... where visionaries, game changers, and challengers discuss business models
Great conversation from all... thoughts that come to mind for me:
1. There is a growing power or synergy between the BMG and Business Model You in the sense of how we can link both frameworks for greater ownership, development and alignment. This is between the business that is growing using the canvas and the individuals who have the responsibility of executing this growth. Reflections on this has the opportunity of developing both sides of our community - the BMG and the BMY
2. It has sort of been covered - but one of the sectors that stands to benefits greatly from the business model is the not-for-profit sector. In Australia that whole sector is going through a good deal of reform. Having a book or section of a book dedicated to practical examples of BMG in Social or the NFP sector - including a focus on the specific business sustainability issues faced by NFPs - would be extremely beneficial. It allows us to collectively solve some impacting challenges
3. BMG for Kids - can we help educate the next generation. Sort of like the "pocket money canvas". Utilising the framework in a fun way to embed some sound business principles early in school development.
Alan, regarding 1) HR professionals worldwide are intrigued by the possibility that average employees (not just managers and consultants) can use the Canvas to grasp the organization's business model and contribute to improving/reinventing it. And from what I've seen, they're also intrigued by the possibility of using the personal Canvas as a tool to help individuals align their personal work lives more effectively with the organization -- and move either up, sideways, or out.
Re: 2) I also agree that Costs/Revenues need to incorporate triple bottom line thinking.
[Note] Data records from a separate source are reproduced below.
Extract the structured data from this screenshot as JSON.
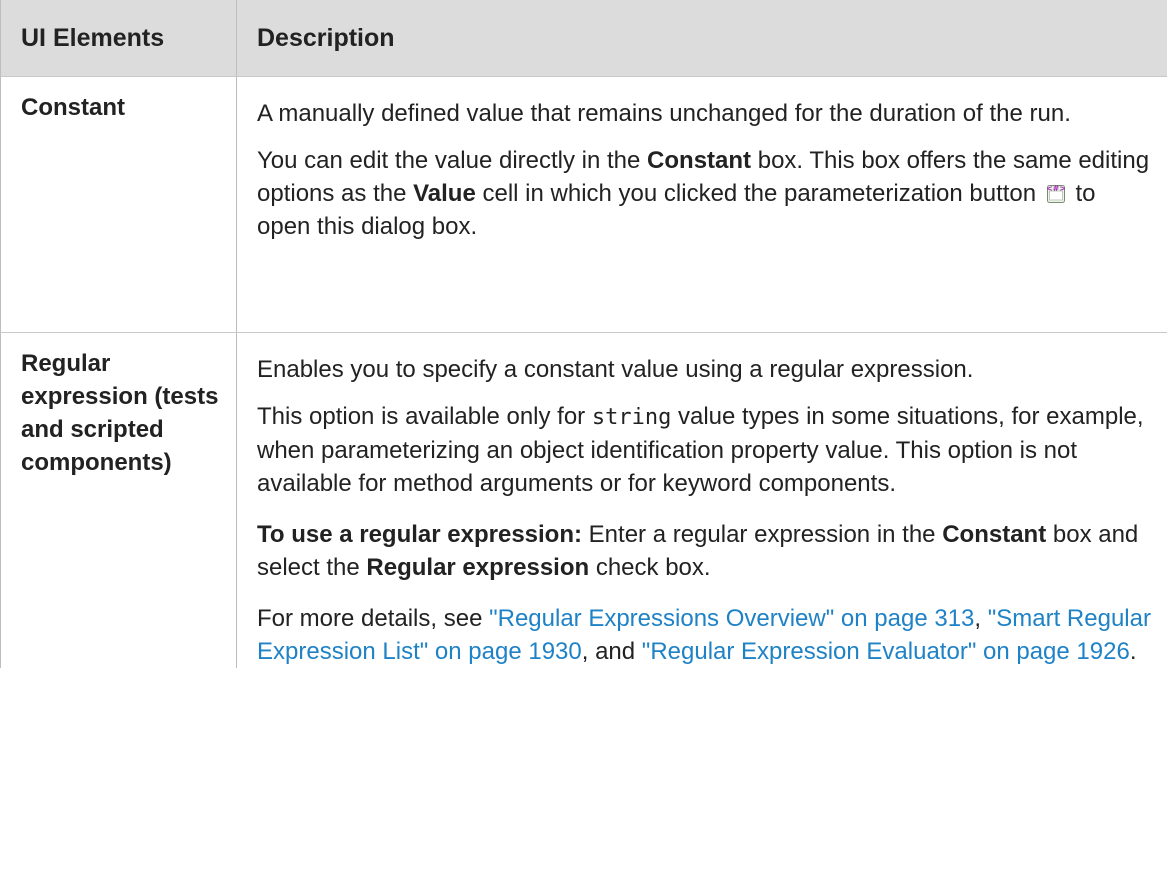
{
  "table": {
    "headers": {
      "ui_elements": "UI Elements",
      "description": "Description"
    },
    "constant_row": {
      "name": "Constant",
      "para1": "A manually defined value that remains unchanged for the duration of the run.",
      "para2_a": "You can edit the value directly in the ",
      "para2_b": "Constant",
      "para2_c": " box. This box offers the same editing options as the ",
      "para2_d": "Value",
      "para2_e": " cell in which you clicked the parameterization button ",
      "para2_f": " to open this dialog box.",
      "icon": "parameterization-button-icon"
    },
    "regex_row": {
      "name": "Regular expression (tests and scripted components)",
      "para1": "Enables you to specify a constant value using a regular expression.",
      "para2_a": "This option is available only for ",
      "para2_code": "string",
      "para2_b": " value types in some situations, for example, when parameterizing an object identification property value. This option is not available for method arguments or for keyword components.",
      "para3_bold": "To use a regular expression:",
      "para3_a": " Enter a regular expression in the ",
      "para3_b": "Constant",
      "para3_c": " box and select the ",
      "para3_d": "Regular expression",
      "para3_e": " check box.",
      "para4_a": "For more details, see ",
      "link1": "\"Regular Expressions Overview\" on page 313",
      "sep1": ", ",
      "link2": "\"Smart Regular Expression List\" on page 1930",
      "sep2": ", and ",
      "link3": "\"Regular Expression Evaluator\" on page 1926",
      "end": "."
    }
  },
  "colors": {
    "header_bg": "#dcdcdc",
    "link": "#1f82c6",
    "icon_purple": "#9b2fae"
  }
}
NPOs and government organizations especially need this.
Re: 3) I've had a similar idea, but for high school students rather than younger kids. The state of financial education (really money management) at the secondary school level in the United States is abysmal (basically zero).
Hi Alan I just started a project with 20 social enterprises. The local government has withdrawn their subsidies and now they have to write business plans. I you have suggestions how to cope with these non-for-profit companies I would appreciate some input. I will also share my expereince. The project will be finished at the end of July.
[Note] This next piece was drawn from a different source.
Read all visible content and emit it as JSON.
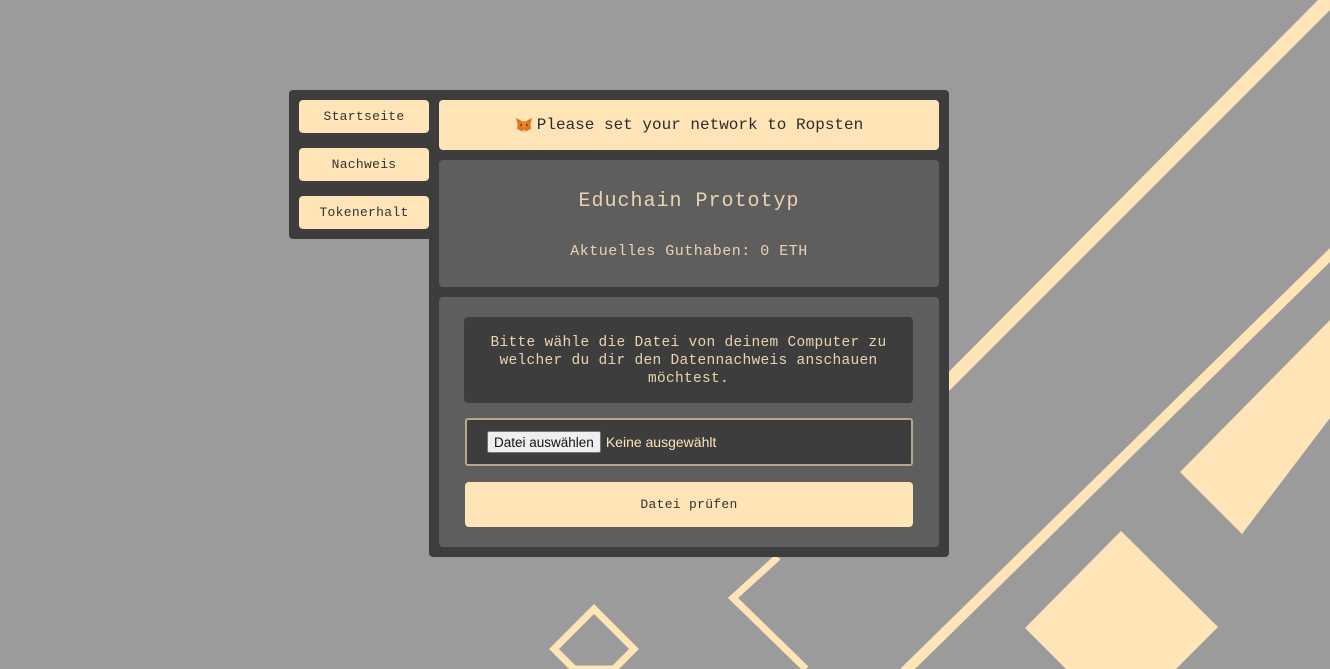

Best Regards Marijn
It should contain a whole new chapter full of cases of business modelling, not only showing and explaining the canvas but also describing the process in great details. This chapter should answer questions like 'how do we got there?' I guess it is about put a little of this plataform - www.businessmodelhub.com - on the book.
In this chapter I would like to see cases of SMEs - but not .com companies and startups. Talking about john's snack bar on the next corner - and NPOs.
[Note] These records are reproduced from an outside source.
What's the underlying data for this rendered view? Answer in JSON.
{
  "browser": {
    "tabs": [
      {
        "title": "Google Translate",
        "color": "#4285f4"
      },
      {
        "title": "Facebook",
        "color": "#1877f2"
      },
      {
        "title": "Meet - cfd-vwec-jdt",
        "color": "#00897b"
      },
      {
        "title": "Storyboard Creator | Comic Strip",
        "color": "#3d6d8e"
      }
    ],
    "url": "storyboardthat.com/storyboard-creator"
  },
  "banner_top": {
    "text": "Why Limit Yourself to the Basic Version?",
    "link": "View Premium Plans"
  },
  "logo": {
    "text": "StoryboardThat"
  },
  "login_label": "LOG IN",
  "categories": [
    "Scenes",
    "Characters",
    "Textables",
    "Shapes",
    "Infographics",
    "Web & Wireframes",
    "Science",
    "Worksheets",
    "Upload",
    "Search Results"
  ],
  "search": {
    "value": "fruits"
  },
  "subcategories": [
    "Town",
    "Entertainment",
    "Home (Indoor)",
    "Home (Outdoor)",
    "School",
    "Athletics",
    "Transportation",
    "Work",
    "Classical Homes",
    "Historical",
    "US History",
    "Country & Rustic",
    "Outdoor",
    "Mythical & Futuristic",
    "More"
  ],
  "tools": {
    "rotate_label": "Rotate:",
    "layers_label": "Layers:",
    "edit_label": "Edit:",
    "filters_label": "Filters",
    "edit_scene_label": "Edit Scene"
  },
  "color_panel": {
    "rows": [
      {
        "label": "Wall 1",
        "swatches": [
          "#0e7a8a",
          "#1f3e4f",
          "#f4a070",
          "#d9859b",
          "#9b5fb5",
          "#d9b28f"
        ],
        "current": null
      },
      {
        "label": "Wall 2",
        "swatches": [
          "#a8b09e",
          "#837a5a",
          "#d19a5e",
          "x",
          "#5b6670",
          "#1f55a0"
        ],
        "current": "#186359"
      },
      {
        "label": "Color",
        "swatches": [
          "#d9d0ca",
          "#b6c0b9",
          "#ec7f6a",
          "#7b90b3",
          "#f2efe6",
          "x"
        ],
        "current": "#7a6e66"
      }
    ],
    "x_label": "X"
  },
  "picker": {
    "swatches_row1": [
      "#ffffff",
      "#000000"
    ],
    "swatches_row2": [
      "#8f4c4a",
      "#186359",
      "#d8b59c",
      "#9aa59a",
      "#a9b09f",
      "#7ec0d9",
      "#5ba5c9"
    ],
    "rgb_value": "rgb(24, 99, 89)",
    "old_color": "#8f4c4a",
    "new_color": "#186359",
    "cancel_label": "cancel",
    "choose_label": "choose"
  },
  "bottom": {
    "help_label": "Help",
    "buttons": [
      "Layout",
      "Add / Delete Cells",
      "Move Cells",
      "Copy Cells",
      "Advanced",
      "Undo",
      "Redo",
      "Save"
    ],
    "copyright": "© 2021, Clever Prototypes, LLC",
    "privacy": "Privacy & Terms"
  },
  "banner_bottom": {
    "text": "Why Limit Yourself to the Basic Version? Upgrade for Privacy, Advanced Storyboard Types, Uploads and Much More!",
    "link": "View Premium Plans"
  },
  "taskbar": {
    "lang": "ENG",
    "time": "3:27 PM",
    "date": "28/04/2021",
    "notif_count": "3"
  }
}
I believe this chapter would help BMG to be spread worldwide.
I do agree with you Daniel. I read the book and am not sure what I am doing. I'd like to have more examples of small businesses out there to which I can identify. It would be great if we could join together and share our knowledge on each other's businesses.
Similar to a number of people responding to this thread (Alan / Tim and others) I'd be really interested in exploring the potential of BMG as a tailored publication / trainings for the most disadvantaged young people in our communities. A way of being "a catalyst for youth-led social enterprise".
There is a a huge gap in the UK's education system when it comes to real, practical and useful enterprise education (i'm sure many other places too!). The potential impact is also not yet sufficiently measured / evaluated; there are simple ways to use schemes like the BMG to produce learning and outcomes that can clearly be shown to have positive social impact.
Additionally "tomorrows enterprsies" are those led by young people, leading themselves and others out of unemployment and hardship via advantaged thinking and networks such as that provided through BMG.
Anyone interested in exploring further?
Following any BM workshop or engagement there is a need for an action plan based on the outcomes. Perhaps the next step is to create the BM Action Canvas,
The framework would be the same and we could adjust some of the blocks as follows.
1. The VP block becomes the Action
2. The Realtionship block becomes the Risks
3. The Channels block becomes the Measures
4. The Customers Segment block becomes the Milestones
5. The Revenue block becomes the Deliverables
6. The Partner block becomes the Team
7. The remianing blocks remain as is.
Has anyone given any thoughts to creating a framework for action? I would like to hear your thoughts and see can we develop a logical extension to the BM Canvas with the BM Action Canvas.
We can map the model when there is consensus on content.
it's sounds very good
Sounds logical and good.
Will you share such a BMA Canvas with some more details?
Thanks in advance.
Why not do a PMI? As in de Bono's Plus, Minus, Interesting and see what comes up.
Maybe do these regularly at end of your talks, or during master classes.
Regards, Ian Moncrieff MacMillan
i donnt know. but i building the website http://www.bizmodel.org